▸ EXERCISE: In the data that follows, find each line containing "password" and copy it.

(LISTED RECORDS Opens)

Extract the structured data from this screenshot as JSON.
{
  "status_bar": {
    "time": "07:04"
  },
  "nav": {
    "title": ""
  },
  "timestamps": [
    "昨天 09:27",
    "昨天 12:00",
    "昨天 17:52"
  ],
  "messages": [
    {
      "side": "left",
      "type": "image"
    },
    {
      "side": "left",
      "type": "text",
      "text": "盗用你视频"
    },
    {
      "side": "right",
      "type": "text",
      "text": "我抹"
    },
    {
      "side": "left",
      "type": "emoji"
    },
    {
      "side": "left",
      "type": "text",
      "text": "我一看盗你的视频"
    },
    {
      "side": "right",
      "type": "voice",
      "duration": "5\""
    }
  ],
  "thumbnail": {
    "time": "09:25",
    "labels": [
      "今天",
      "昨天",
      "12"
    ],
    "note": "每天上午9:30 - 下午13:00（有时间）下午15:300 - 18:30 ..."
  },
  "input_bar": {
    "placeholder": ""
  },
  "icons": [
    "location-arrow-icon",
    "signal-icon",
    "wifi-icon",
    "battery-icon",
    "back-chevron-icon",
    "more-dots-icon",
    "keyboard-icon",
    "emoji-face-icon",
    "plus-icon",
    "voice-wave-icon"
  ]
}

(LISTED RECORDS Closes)
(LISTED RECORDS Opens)

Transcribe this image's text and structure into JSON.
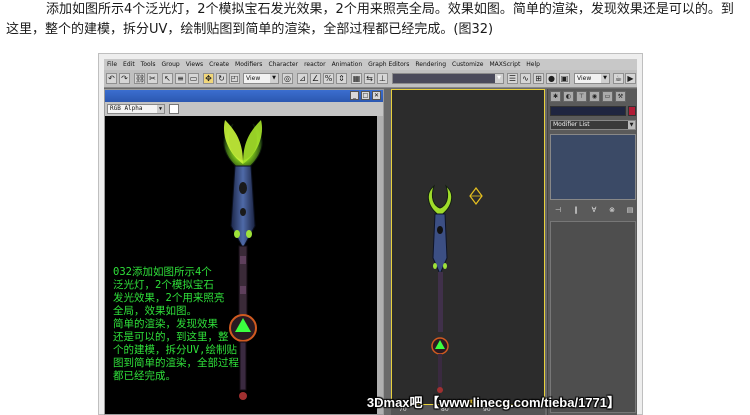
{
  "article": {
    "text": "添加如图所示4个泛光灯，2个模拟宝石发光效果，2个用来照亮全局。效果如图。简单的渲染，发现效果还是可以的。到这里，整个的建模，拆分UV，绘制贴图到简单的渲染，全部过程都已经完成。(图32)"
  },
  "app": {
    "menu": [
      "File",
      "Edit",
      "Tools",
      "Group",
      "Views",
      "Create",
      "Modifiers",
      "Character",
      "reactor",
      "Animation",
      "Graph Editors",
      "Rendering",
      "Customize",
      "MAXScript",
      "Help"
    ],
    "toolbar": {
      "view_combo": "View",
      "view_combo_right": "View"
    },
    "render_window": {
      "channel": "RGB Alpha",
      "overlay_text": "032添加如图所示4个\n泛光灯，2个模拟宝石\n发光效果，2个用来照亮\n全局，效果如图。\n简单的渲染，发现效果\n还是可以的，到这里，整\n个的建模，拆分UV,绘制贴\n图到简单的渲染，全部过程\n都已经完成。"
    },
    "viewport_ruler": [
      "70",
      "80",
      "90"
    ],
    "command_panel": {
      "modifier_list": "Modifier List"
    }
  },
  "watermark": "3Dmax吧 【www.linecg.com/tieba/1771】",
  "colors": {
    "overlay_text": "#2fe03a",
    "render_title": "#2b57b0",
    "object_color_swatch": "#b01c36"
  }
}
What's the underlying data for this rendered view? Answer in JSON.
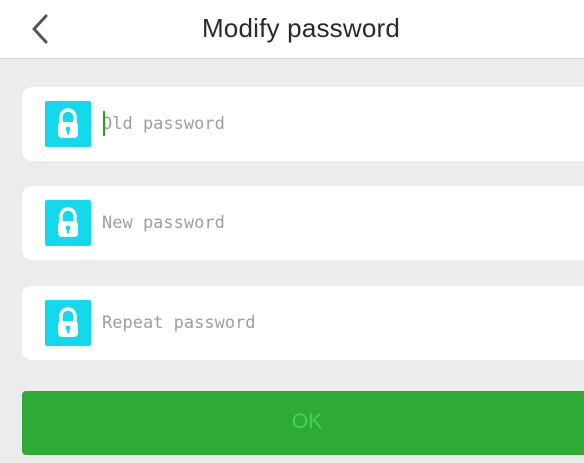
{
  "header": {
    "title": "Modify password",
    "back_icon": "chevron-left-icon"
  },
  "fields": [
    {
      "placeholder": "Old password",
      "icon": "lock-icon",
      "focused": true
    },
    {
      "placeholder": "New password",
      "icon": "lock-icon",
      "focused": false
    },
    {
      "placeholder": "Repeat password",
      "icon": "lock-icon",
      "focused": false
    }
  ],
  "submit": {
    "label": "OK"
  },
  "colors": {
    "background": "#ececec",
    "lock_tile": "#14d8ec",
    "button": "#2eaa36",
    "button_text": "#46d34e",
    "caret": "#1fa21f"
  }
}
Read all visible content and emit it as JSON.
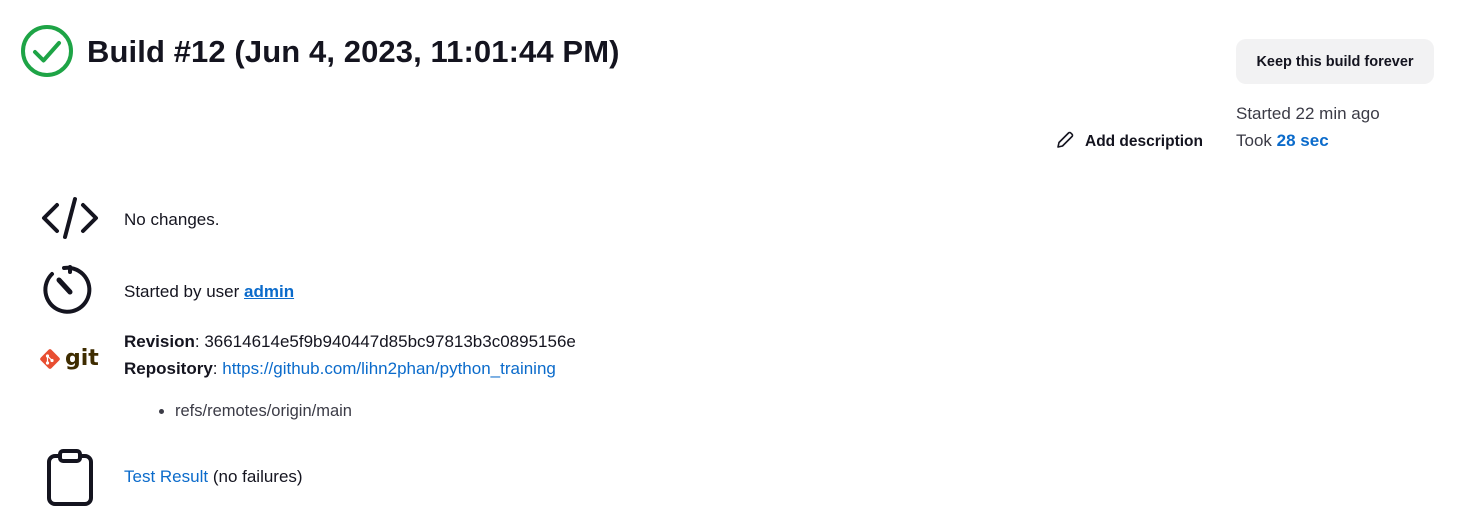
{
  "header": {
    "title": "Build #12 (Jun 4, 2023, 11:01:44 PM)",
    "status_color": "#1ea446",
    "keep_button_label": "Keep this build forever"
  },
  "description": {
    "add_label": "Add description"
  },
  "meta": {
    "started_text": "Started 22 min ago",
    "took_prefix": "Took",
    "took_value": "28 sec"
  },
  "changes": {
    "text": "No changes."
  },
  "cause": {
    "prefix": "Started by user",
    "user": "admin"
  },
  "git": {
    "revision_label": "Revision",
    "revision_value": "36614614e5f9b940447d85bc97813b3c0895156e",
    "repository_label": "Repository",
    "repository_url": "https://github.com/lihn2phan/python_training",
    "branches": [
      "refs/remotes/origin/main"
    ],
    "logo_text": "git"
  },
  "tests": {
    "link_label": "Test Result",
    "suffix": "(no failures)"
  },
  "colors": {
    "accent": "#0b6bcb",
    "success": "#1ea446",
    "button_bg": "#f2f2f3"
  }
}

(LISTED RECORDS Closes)

▸ RESPONSE BELOW:
    "title": "Modify password",
      "placeholder": "Old password",
      "placeholder": "New password",
      "placeholder": "Repeat password",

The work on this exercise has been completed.